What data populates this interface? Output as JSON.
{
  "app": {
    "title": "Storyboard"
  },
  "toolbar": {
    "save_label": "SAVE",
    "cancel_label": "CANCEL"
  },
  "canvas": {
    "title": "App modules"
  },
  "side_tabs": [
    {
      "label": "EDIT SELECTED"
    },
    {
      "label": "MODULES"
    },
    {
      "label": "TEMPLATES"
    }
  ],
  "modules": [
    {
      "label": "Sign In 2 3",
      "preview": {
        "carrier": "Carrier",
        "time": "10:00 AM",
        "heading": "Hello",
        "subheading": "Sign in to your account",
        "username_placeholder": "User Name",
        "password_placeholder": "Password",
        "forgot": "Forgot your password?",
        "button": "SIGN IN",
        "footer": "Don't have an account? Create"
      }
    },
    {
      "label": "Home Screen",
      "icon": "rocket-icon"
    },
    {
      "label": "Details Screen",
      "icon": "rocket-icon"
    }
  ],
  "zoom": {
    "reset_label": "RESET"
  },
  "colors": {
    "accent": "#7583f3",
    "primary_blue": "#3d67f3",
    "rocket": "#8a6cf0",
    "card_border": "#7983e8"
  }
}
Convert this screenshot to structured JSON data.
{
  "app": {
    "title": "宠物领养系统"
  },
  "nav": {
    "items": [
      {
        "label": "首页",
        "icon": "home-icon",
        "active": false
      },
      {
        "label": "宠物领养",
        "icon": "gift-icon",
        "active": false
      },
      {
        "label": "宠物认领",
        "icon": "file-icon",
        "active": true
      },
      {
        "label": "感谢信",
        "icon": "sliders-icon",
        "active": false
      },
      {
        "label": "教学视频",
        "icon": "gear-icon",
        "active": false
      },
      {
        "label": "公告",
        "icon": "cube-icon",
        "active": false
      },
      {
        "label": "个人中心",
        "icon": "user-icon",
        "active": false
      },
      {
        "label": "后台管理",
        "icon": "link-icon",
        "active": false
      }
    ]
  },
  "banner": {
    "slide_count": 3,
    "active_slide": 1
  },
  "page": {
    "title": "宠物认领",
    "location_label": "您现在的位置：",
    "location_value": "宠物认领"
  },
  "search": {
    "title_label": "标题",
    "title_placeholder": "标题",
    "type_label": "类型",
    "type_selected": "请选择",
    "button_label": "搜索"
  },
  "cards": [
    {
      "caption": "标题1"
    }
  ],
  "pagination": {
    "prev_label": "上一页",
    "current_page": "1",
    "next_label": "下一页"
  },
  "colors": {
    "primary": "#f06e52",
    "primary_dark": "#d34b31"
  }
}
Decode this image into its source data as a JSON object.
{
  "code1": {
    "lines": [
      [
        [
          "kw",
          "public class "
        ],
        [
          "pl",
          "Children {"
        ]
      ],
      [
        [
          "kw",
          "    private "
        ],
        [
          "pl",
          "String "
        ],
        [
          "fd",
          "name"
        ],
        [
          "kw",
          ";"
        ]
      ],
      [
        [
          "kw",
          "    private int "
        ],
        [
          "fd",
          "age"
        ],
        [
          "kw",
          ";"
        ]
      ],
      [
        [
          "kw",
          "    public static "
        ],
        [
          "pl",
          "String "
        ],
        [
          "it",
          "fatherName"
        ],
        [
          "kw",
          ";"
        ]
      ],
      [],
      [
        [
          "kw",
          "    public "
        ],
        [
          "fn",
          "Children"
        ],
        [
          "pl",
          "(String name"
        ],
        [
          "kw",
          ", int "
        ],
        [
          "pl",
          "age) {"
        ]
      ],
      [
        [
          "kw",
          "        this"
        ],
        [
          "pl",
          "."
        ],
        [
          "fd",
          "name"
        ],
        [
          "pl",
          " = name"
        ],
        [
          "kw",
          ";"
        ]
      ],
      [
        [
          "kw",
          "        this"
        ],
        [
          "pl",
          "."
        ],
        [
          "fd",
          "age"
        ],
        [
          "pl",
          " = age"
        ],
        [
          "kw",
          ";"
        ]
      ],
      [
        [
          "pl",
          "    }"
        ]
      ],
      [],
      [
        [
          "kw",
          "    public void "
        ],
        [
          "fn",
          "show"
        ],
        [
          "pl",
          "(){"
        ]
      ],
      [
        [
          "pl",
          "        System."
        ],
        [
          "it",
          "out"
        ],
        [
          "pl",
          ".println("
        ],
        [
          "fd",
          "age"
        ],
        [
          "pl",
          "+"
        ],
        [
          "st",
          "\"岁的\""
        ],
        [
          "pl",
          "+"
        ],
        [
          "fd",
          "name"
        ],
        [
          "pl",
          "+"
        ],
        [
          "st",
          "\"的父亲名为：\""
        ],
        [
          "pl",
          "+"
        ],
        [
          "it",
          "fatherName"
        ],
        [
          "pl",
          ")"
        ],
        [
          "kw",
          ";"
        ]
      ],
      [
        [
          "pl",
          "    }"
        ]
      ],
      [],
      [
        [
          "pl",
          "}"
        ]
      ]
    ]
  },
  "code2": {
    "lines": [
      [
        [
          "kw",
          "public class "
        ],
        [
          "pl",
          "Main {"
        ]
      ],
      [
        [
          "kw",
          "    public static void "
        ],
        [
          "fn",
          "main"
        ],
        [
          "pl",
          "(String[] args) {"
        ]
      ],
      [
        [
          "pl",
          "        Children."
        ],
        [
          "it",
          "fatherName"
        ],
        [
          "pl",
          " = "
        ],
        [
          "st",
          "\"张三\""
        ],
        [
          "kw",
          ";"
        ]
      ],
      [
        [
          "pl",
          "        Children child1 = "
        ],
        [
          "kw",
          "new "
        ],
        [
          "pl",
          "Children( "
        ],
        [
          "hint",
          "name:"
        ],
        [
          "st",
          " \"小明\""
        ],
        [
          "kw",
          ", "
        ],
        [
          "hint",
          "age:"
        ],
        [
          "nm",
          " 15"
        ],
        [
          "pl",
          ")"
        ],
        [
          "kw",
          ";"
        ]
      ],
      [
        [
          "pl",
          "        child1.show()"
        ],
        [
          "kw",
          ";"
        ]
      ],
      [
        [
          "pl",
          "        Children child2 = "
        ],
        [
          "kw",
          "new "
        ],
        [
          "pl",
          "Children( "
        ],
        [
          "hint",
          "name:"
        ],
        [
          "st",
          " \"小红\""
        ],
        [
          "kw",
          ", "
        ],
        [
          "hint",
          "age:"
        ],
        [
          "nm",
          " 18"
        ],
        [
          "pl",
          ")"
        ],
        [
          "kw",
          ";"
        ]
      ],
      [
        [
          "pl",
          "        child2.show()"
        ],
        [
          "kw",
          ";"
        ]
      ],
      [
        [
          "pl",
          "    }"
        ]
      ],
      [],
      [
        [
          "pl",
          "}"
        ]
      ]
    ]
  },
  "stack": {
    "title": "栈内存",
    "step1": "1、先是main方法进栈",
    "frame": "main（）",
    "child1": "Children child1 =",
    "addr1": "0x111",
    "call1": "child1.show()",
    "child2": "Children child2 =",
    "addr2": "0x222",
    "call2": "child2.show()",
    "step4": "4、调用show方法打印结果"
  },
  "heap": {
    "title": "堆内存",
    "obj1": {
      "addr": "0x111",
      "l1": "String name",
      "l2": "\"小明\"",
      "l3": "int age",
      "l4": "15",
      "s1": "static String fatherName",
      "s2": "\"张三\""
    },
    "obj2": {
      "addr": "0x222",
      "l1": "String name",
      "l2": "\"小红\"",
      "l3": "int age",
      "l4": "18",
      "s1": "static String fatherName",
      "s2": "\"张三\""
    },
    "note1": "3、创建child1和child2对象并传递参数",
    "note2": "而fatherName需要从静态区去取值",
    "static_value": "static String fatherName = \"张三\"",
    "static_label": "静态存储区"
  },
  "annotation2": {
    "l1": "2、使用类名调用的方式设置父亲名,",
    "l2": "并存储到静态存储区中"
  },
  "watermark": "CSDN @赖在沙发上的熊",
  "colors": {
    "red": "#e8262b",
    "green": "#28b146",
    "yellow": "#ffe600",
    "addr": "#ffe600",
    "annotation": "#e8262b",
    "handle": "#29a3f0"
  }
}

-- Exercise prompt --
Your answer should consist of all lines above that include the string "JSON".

-- Reply to the exercise --
What data populates this interface? Output as JSON.
Convert this screenshot to structured JSON data.
Decode this image into its source data as a JSON object.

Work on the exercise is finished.